I suppose the reason is that the work's still out there - it just arrives in different patterns, and we're going to have to get used to it. Just like the weather - except that unlike the weather, I think that as usual the industry will 'hot up' in December.

On a different note (blowing our own trumpet) I'm pleased to say that former users have recently been flocking back to Printpak - we signed up 10 in a single week recently. We're obviously doing something right!

It's been good to catch up with them all.

warm regards

Richard Fergusson

Monday, 16 August 2010

There are a lot of dossers out there!

I was chatting on the phone the other day to one of our users who was still using our very first edition, which was written in MS-DOS. He seemed quite happy on it... except that he has to run 3 Windows 98 PCs and is terrified of them breaking down. After all we're talking about 20 year-old programs on a 12 year-old operating system, in the computer industry when even 5 years seems a very long time.

The problem is that life moves on. Believe it or not, if somebody asks me to look at even Version 3 copies of Printpak I have to power up an old PC to do it, as mine is a 64 bit Windows 7 PC. But this user was on Version 2. It's a bit problematic especially when you learn that Microsoft no longer supports MS-DOS at all.

I suppose I should take it as a compliment - after all I wrote the DOS version myself. Anyway the long and the short of it is that I was able to tell him that we can update him very simply to the latest Version 5, and retain all his data in the process. He seemed a bit surprised.

So if you're running an MSDOS version of Printpak, why not get in touch. We'll be pleased to advise you.

Enjoy what's left of the Summer.

warm regards

Richard Fergusson

Wednesday, 30 June 2010

Summer holidays

Summer seems to be here at last. I'm back from my holiday in the France to find a heatwave in full progress - maybe we should have gone to Brighton instead!

We're talking to all the new customers who joined us at IPEX, and helping them get set up, and as usual we are learning more about our own software in the process: new ways of looking at it, and new approaches to using it.

I was interested in the huge interest from overseas customers we saw, and I am reinforced in my belief that printers all over the world seem to think the same way - almost like members of an enormous family.  We really enjoyed meeting you all.

Anyway we're over half way through the Spanish and Catalan versions now (thanks to Jaume and Ricard Casals) and we've just signed up our first African agency, under the capable hands of Ada Babajide in Lagos.
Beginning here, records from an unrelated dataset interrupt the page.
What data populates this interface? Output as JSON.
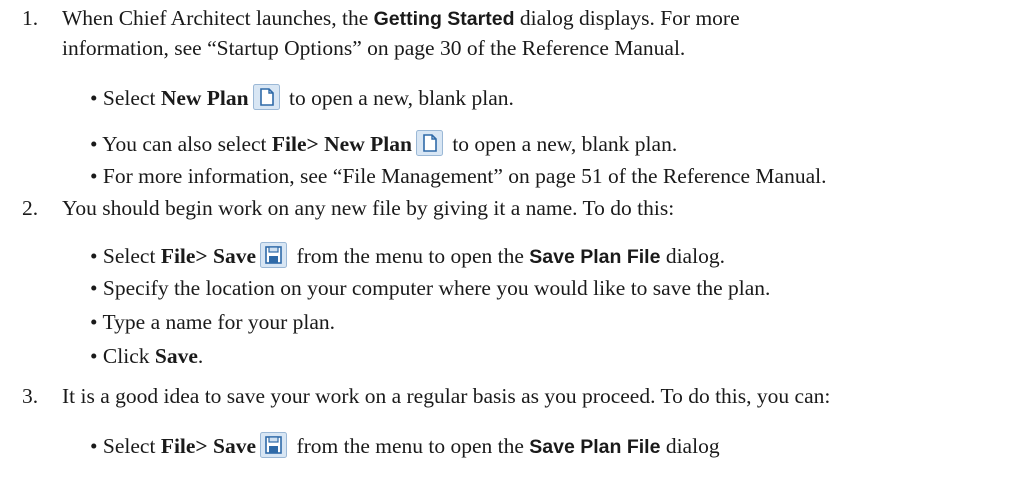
{
  "step1": {
    "number": "1.",
    "line1_pre": "When Chief Architect launches, the ",
    "line1_bold": "Getting Started",
    "line1_post": " dialog displays. For more",
    "line2": "information, see “Startup Options” on page 30 of the Reference Manual.",
    "bullets": [
      {
        "pre": "• Select ",
        "bold": "New Plan",
        "icon": "new-plan-icon",
        "post": " to open a new, blank plan."
      },
      {
        "pre": "• You can also select ",
        "bold": "File> New Plan",
        "icon": "new-plan-icon",
        "post": " to open a new, blank plan."
      },
      {
        "text": "• For more information, see “File Management” on page 51 of the Reference Manual."
      }
    ]
  },
  "step2": {
    "number": "2.",
    "line1": "You should begin work on any new file by giving it a name. To do this:",
    "bullets": [
      {
        "pre": "• Select ",
        "bold": "File> Save",
        "icon": "save-icon",
        "mid": " from the menu to open the ",
        "sansbold": "Save Plan File",
        "post": " dialog."
      },
      {
        "text": "• Specify the location on your computer where you would like to save the plan."
      },
      {
        "text": "• Type a name for your plan."
      },
      {
        "pre": "• Click ",
        "bold": "Save",
        "post": "."
      }
    ]
  },
  "step3": {
    "number": "3.",
    "line1": "It is a good idea to save your work on a regular basis as you proceed. To do this, you can:",
    "bullets": [
      {
        "pre": "• Select ",
        "bold": "File> Save",
        "icon": "save-icon",
        "mid": " from the menu to open the ",
        "sansbold": "Save Plan File",
        "post": " dialog"
      }
    ]
  },
  "colors": {
    "text": "#1a1a1a",
    "icon_blue": "#3d7ab8",
    "icon_fill": "#eaf2fa"
  }
}
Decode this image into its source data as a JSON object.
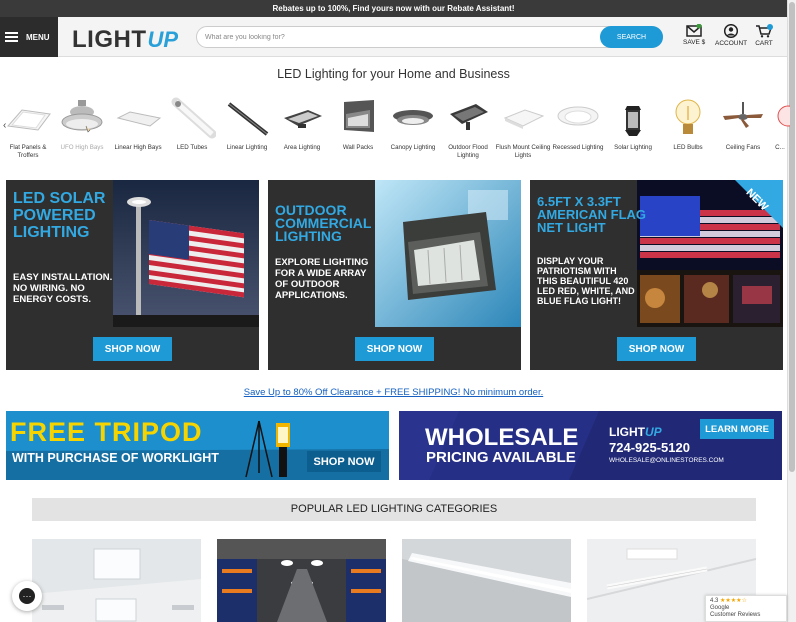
{
  "topbar": {
    "text": "Rebates up to 100%, Find yours now with our Rebate Assistant!"
  },
  "header": {
    "menu_label": "MENU",
    "logo_light": "LIGHT",
    "logo_up": "UP",
    "search_placeholder": "What are you looking for?",
    "search_button": "SEARCH",
    "save_label": "SAVE $",
    "account_label": "ACCOUNT",
    "cart_label": "CART",
    "cart_count": "0"
  },
  "tagline": "LED Lighting for your Home and Business",
  "categories": [
    {
      "label": "Flat Panels & Troffers"
    },
    {
      "label": "UFO High Bays"
    },
    {
      "label": "Linear High Bays"
    },
    {
      "label": "LED Tubes"
    },
    {
      "label": "Linear Lighting"
    },
    {
      "label": "Area Lighting"
    },
    {
      "label": "Wall Packs"
    },
    {
      "label": "Canopy Lighting"
    },
    {
      "label": "Outdoor Flood Lighting"
    },
    {
      "label": "Flush Mount Ceiling Lights"
    },
    {
      "label": "Recessed Lighting"
    },
    {
      "label": "Solar Lighting"
    },
    {
      "label": "LED Bulbs"
    },
    {
      "label": "Ceiling Fans"
    },
    {
      "label": "C..."
    }
  ],
  "promos": [
    {
      "headline": "LED SOLAR POWERED LIGHTING",
      "sub": "EASY INSTALLATION. NO WIRING. NO ENERGY COSTS.",
      "button": "SHOP NOW"
    },
    {
      "headline": "OUTDOOR COMMERCIAL LIGHTING",
      "sub": "EXPLORE LIGHTING FOR A WIDE ARRAY OF OUTDOOR APPLICATIONS.",
      "button": "SHOP NOW"
    },
    {
      "headline": "6.5FT X 3.3FT AMERICAN FLAG NET LIGHT",
      "sub": "DISPLAY YOUR PATRIOTISM WITH THIS BEAUTIFUL 420 LED RED, WHITE, AND BLUE FLAG LIGHT!",
      "button": "SHOP NOW",
      "badge": "NEW"
    }
  ],
  "clearance_link": "Save Up to 80% Off Clearance + FREE SHIPPING! No minimum order.",
  "banners": {
    "tripod_title": "FREE TRIPOD",
    "tripod_sub": "WITH PURCHASE OF WORKLIGHT",
    "tripod_button": "SHOP NOW",
    "wholesale_title": "WHOLESALE",
    "wholesale_sub": "PRICING AVAILABLE",
    "wholesale_logo_light": "LIGHT",
    "wholesale_logo_up": "UP",
    "wholesale_phone": "724-925-5120",
    "wholesale_email": "WHOLESALE@ONLINESTORES.COM",
    "wholesale_button": "LEARN MORE"
  },
  "popular_header": "POPULAR LED LIGHTING CATEGORIES",
  "google_review": {
    "rating": "4.3",
    "stars": "★★★★☆",
    "line1": "Google",
    "line2": "Customer Reviews"
  },
  "colors": {
    "accent": "#1e9ad6",
    "dark": "#2f2f2f",
    "headline_blue": "#32a9e2"
  }
}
I think we've got a bit of set-up work to do now.

On that rather international note, I'll sign off - I have an on-line training session to do to a new customer in U.A.E!

Richard Fergusson
The PrintSum Partnership
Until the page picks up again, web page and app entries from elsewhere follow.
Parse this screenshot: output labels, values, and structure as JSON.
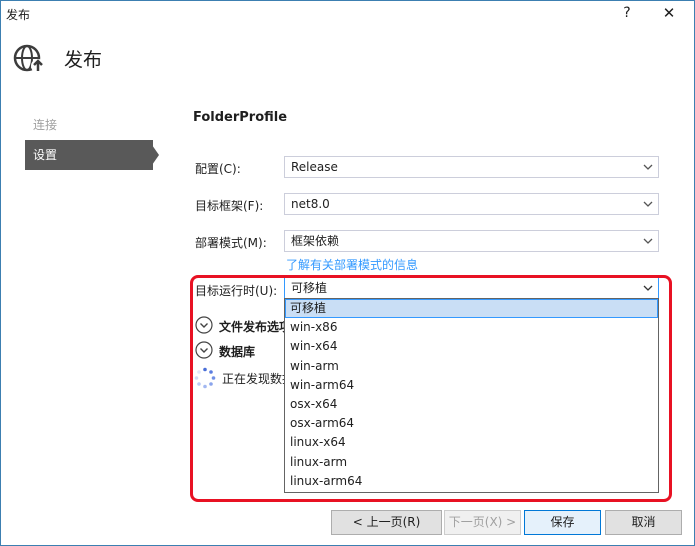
{
  "window": {
    "title": "发布",
    "help_label": "?",
    "close_label": "✕"
  },
  "header": {
    "title": "发布",
    "icon": "globe-publish-icon"
  },
  "nav": {
    "items": [
      {
        "label": "连接",
        "state": "disabled"
      },
      {
        "label": "设置",
        "state": "selected"
      }
    ]
  },
  "profile": {
    "name": "FolderProfile"
  },
  "form": {
    "configuration": {
      "label": "配置(C):",
      "value": "Release"
    },
    "target_framework": {
      "label": "目标框架(F):",
      "value": "net8.0"
    },
    "deployment_mode": {
      "label": "部署模式(M):",
      "value": "框架依赖"
    },
    "deployment_link": "了解有关部署模式的信息",
    "target_runtime": {
      "label": "目标运行时(U):",
      "value": "可移植",
      "options": [
        "可移植",
        "win-x86",
        "win-x64",
        "win-arm",
        "win-arm64",
        "osx-x64",
        "osx-arm64",
        "linux-x64",
        "linux-arm",
        "linux-arm64"
      ],
      "selected_index": 0
    }
  },
  "sections": {
    "file_publish_options": "文件发布选项",
    "database": "数据库",
    "discovering_status": "正在发现数据"
  },
  "buttons": {
    "prev": "< 上一页(R)",
    "next": "下一页(X) >",
    "save": "保存",
    "cancel": "取消"
  },
  "colors": {
    "accent": "#3399ff",
    "highlight_border": "#e81123",
    "nav_selected": "#595959",
    "selected_item_bg": "#c9def5"
  }
}
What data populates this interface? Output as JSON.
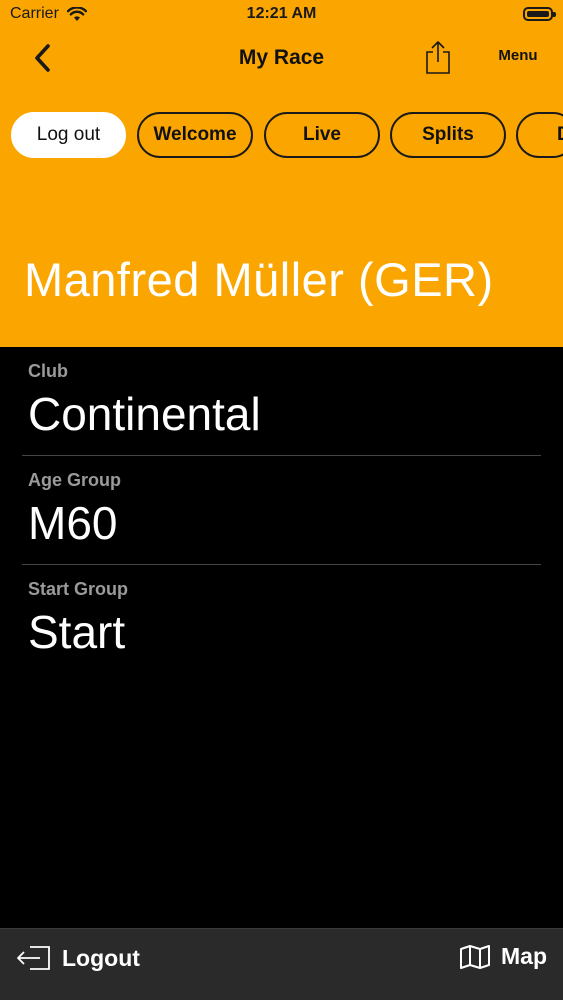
{
  "status_bar": {
    "carrier": "Carrier",
    "time": "12:21 AM",
    "wifi_icon": "wifi-icon",
    "battery_icon": "battery-icon"
  },
  "navbar": {
    "back_icon": "chevron-left-icon",
    "title": "My Race",
    "share_icon": "share-icon",
    "menu_label": "Menu"
  },
  "tabs": [
    {
      "label": "Log out",
      "active": true
    },
    {
      "label": "Welcome",
      "active": false
    },
    {
      "label": "Live",
      "active": false
    },
    {
      "label": "Splits",
      "active": false
    },
    {
      "label": "D",
      "active": false
    }
  ],
  "athlete": {
    "name": "Manfred Müller (GER)"
  },
  "info": [
    {
      "label": "Club",
      "value": "Continental"
    },
    {
      "label": "Age Group",
      "value": "M60"
    },
    {
      "label": "Start Group",
      "value": "Start"
    }
  ],
  "bottom_bar": {
    "logout_label": "Logout",
    "logout_icon": "logout-icon",
    "map_label": "Map",
    "map_icon": "map-icon"
  },
  "colors": {
    "accent": "#FBA500",
    "background": "#000000",
    "bottom_bar": "#2a2a2a",
    "label_gray": "#9a9a9a"
  }
}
Wednesday, 7 April 2010

The final runup for IPEX

It's the final approach to IPEX now.  Got your tickets yet? (apply on line at and they should be free).
We're having the usual in-house arguments about how to make best use of our stand space, what posters for the walls, where to stay, etc, etc.  But we'll be there - Stand F323 in Hall 9, and very much look forward to meeting you there. We'll be showing of a load of new stuff, too (some of which is still under wraps).  Our new version 5 is bedding in very well and really makes our competitors seem outdated now, so we're excited about demonstrating it to you and showing you just how different it is from the rest.
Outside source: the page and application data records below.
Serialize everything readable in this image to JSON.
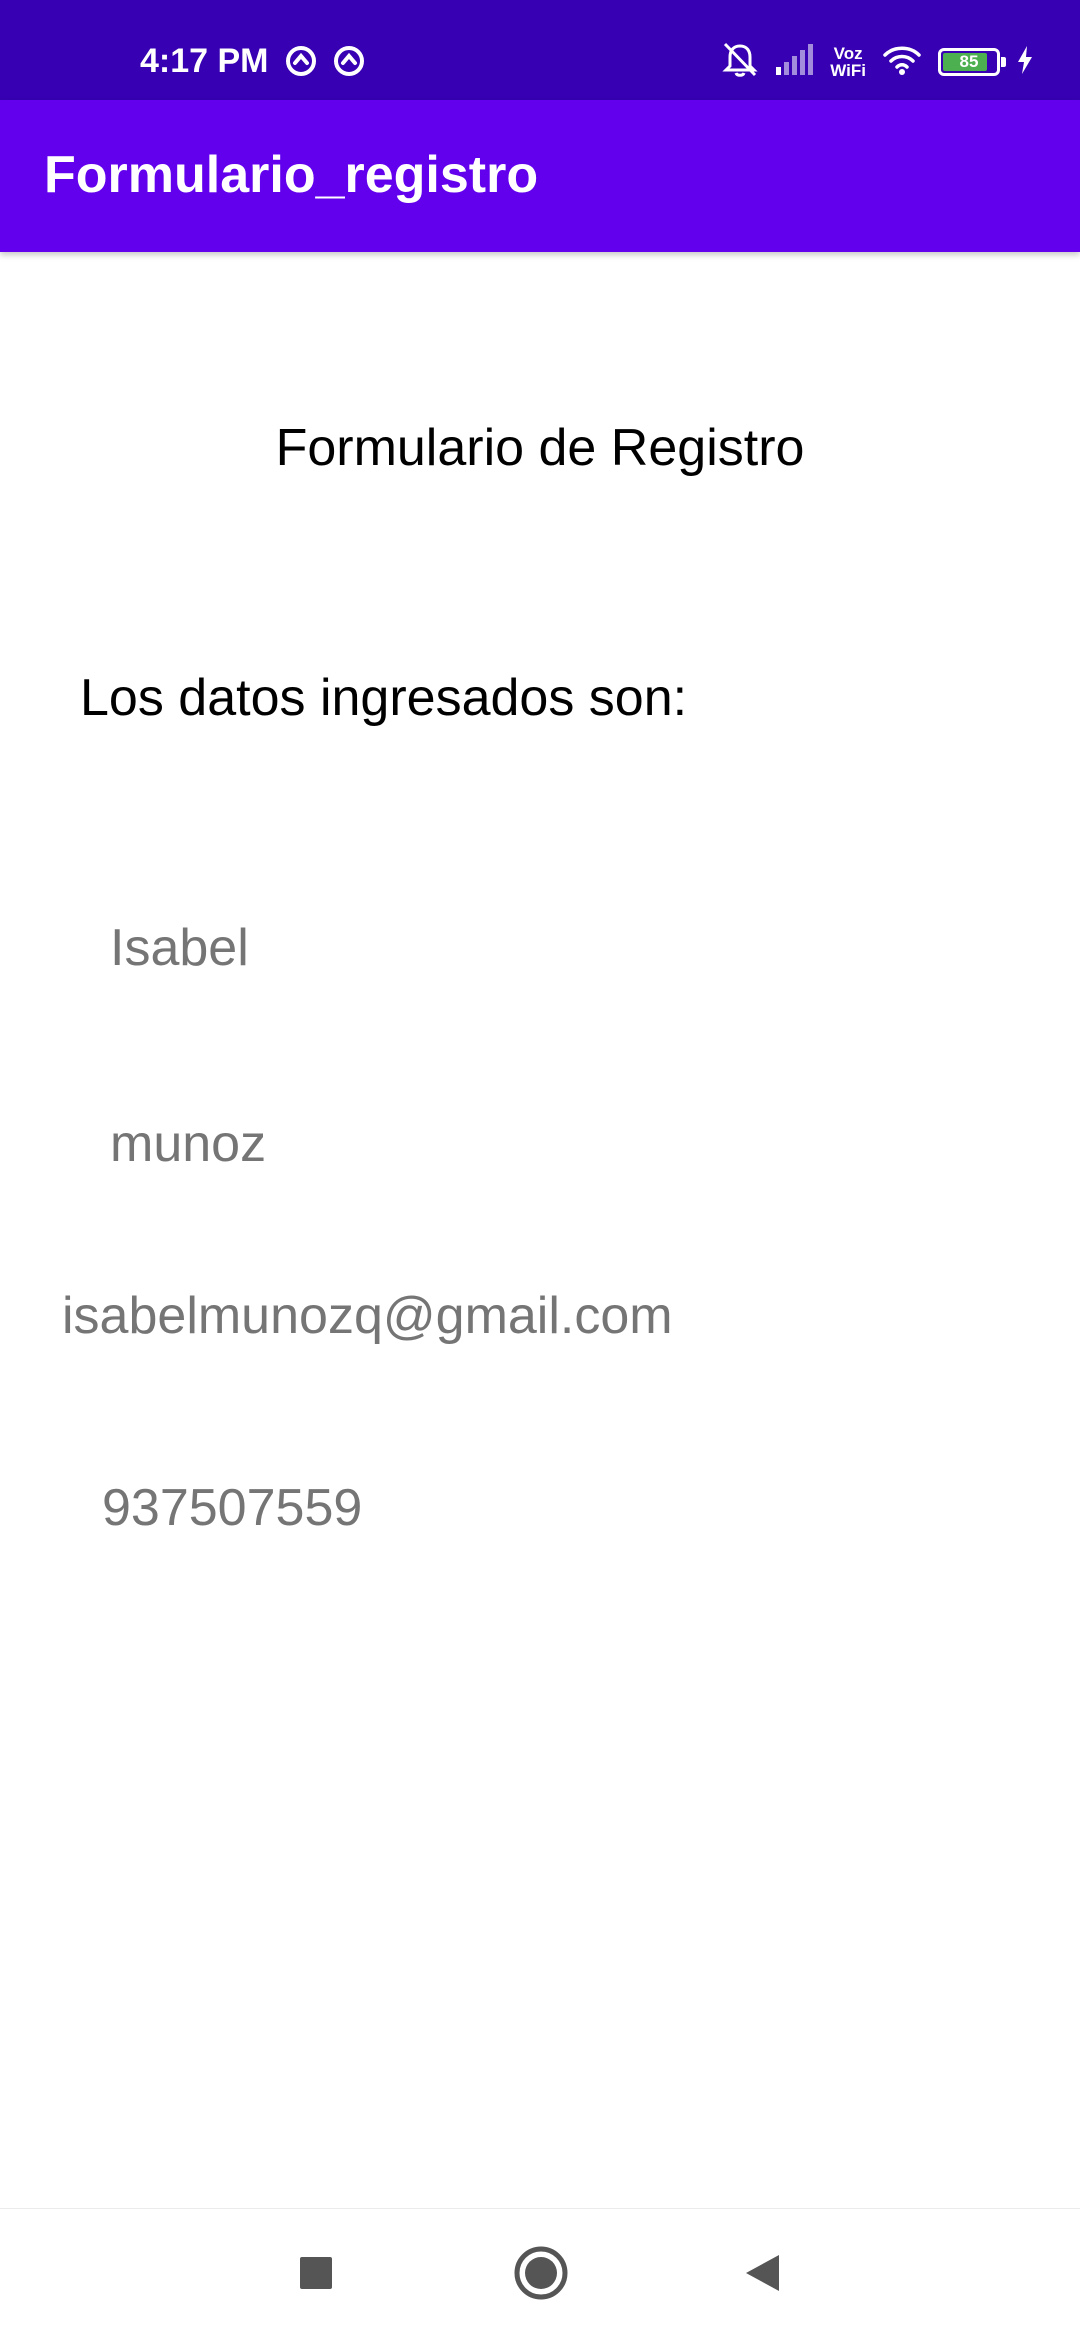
{
  "status_bar": {
    "time": "4:17 PM",
    "left_icons": [
      "notification-icon",
      "notification-icon"
    ],
    "volte": [
      "Voz",
      "WiFi"
    ],
    "battery_level": "85",
    "battery_percent": 85,
    "background": "#3700b3"
  },
  "app_bar": {
    "title": "Formulario_registro",
    "background": "#6200ee"
  },
  "content": {
    "form_title": "Formulario de Registro",
    "heading": "Los datos ingresados son:",
    "fields": {
      "first_name": "Isabel",
      "last_name": "munoz",
      "email": "isabelmunozq@gmail.com",
      "phone": "937507559"
    },
    "value_color": "#757575"
  },
  "navigation_bar": {
    "buttons": [
      "recents-icon",
      "home-icon",
      "back-icon"
    ]
  }
}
Talking about that difference last night, a friend said 'but you need to encapsulate WHY you are different in a single memorable phrase'.  I've been thinking about that, and it's surprisingly difficult.  I suppose one difference is that, despite the fact that we've been going for 20 years now, we are as enthusiastic as ever.  The original creators are still hands-on on a daily basis, and we do have a tendency to worry about about getting things right, even if it takes a bit longer.  And we are concerned and have passionate arguments about 'usability' versus 'instant appeal'.  How do you put that in a single memorable phrase? I really haven't a clue!

See you at IPEX!

Richard Fergusson
The PrintSum Partnership